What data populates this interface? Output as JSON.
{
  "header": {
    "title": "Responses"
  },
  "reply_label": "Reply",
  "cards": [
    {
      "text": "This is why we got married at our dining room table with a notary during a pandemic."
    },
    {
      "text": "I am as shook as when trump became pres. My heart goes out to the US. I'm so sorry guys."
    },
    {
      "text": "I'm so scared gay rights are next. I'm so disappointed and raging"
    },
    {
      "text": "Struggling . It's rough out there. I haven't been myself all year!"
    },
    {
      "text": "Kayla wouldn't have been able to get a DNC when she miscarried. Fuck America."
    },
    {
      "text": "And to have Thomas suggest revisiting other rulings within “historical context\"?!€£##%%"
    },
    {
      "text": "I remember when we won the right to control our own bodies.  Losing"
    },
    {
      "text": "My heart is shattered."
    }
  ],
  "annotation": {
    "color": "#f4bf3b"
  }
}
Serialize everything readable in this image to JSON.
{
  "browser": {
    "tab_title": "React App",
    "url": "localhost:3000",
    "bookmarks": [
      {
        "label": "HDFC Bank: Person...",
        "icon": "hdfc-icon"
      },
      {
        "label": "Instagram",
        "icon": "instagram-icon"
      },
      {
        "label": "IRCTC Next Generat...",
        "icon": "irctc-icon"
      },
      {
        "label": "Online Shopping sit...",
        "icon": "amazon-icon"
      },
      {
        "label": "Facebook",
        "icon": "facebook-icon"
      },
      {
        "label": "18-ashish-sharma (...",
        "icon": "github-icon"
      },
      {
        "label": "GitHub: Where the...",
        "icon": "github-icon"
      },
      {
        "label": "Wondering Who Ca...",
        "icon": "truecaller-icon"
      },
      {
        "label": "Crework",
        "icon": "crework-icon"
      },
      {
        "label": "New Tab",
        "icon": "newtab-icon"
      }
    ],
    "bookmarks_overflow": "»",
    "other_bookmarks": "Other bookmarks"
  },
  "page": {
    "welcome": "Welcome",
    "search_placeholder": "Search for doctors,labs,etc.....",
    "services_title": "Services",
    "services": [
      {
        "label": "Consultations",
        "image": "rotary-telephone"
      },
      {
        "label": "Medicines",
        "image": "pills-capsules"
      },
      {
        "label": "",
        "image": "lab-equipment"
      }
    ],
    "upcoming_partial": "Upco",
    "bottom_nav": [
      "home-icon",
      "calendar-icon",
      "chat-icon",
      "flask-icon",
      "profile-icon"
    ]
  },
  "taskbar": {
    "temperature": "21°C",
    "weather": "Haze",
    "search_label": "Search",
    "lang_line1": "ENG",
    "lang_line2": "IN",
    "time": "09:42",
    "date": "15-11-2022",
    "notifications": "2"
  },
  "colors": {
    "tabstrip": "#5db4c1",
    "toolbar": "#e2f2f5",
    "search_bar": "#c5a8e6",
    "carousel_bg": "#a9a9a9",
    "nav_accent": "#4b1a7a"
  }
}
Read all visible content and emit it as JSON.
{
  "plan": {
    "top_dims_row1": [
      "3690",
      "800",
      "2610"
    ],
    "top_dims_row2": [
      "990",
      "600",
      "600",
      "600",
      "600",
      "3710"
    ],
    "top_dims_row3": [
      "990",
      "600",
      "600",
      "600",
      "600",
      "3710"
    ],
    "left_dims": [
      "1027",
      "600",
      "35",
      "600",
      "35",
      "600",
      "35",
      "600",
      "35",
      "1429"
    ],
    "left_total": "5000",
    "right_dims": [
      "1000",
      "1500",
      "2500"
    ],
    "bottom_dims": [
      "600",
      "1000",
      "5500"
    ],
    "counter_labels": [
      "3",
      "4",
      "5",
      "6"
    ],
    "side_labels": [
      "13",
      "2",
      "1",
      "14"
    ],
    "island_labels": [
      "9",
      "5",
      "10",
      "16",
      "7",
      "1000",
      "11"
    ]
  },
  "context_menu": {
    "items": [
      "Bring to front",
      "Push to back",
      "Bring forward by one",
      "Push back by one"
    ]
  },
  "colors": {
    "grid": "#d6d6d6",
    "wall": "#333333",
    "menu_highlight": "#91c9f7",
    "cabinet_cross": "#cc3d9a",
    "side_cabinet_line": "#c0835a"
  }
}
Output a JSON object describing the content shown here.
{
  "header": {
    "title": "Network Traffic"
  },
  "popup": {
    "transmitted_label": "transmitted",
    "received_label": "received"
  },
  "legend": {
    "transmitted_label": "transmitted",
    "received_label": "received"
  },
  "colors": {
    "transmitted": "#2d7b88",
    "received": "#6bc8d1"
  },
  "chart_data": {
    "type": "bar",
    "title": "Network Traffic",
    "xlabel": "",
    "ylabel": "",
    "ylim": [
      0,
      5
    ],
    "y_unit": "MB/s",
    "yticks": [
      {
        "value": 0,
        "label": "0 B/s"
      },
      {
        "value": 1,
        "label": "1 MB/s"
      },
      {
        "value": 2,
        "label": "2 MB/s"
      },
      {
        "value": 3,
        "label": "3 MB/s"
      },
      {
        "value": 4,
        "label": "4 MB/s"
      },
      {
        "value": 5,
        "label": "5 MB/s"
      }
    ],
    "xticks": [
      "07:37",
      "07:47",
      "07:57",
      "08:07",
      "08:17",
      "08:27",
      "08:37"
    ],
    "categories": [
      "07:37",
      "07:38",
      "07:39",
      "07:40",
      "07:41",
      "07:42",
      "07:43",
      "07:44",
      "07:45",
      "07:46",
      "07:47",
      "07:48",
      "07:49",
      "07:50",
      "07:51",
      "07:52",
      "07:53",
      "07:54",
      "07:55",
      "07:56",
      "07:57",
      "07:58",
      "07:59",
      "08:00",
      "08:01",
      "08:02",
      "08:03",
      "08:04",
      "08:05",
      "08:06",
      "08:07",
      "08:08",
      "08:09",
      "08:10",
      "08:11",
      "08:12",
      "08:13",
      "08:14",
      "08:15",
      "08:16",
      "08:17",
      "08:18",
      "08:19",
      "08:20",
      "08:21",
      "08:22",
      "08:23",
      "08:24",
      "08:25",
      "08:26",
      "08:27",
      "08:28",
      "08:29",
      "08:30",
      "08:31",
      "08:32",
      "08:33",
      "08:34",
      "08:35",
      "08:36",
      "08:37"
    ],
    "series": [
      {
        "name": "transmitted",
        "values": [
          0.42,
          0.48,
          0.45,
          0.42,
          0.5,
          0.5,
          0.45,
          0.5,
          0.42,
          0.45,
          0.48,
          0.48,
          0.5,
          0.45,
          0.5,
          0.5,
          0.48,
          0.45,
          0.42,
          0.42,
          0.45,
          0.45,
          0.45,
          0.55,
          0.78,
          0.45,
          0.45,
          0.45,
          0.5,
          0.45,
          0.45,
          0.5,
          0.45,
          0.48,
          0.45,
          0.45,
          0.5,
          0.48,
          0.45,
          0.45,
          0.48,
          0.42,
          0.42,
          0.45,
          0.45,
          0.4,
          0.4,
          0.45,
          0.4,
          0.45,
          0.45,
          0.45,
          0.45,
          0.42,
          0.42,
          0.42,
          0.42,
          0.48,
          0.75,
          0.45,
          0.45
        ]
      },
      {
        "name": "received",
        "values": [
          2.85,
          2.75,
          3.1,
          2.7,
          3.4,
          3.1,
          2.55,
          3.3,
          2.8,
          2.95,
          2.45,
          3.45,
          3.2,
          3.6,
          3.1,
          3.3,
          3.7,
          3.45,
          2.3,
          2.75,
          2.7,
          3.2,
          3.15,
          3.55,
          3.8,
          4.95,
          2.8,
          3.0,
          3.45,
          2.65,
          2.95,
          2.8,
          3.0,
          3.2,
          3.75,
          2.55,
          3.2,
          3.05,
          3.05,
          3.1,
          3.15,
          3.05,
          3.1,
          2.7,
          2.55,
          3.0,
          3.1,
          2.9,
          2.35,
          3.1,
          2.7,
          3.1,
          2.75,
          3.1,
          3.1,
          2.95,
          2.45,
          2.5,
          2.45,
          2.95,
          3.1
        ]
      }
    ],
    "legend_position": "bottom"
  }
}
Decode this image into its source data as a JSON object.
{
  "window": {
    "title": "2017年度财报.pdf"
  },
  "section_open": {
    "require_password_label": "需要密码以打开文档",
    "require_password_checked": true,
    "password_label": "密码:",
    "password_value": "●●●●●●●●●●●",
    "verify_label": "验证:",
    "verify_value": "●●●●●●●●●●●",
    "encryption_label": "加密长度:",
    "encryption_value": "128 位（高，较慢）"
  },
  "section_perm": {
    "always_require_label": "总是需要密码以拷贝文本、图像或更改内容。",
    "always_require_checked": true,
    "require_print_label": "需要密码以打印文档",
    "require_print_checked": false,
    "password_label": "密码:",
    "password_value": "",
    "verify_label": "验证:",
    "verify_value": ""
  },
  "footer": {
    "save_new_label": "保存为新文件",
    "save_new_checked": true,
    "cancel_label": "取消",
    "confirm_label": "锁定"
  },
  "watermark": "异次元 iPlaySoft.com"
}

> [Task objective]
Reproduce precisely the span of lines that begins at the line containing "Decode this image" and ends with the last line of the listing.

> [Answer box]
Decode this image into its source data as a JSON object.
{
  "window": {
    "title": "2017年度财报.pdf"
  },
  "section_open": {
    "require_password_label": "需要密码以打开文档",
    "require_password_checked": true,
    "password_label": "密码:",
    "password_value": "●●●●●●●●●●●",
    "verify_label": "验证:",
    "verify_value": "●●●●●●●●●●●",
    "encryption_label": "加密长度:",
    "encryption_value": "128 位（高，较慢）"
  },
  "section_perm": {
    "always_require_label": "总是需要密码以拷贝文本、图像或更改内容。",
    "always_require_checked": true,
    "require_print_label": "需要密码以打印文档",
    "require_print_checked": false,
    "password_label": "密码:",
    "password_value": "",
    "verify_label": "验证:",
    "verify_value": ""
  },
  "footer": {
    "save_new_label": "保存为新文件",
    "save_new_checked": true,
    "cancel_label": "取消",
    "confirm_label": "锁定"
  },
  "watermark": "异次元 iPlaySoft.com"
}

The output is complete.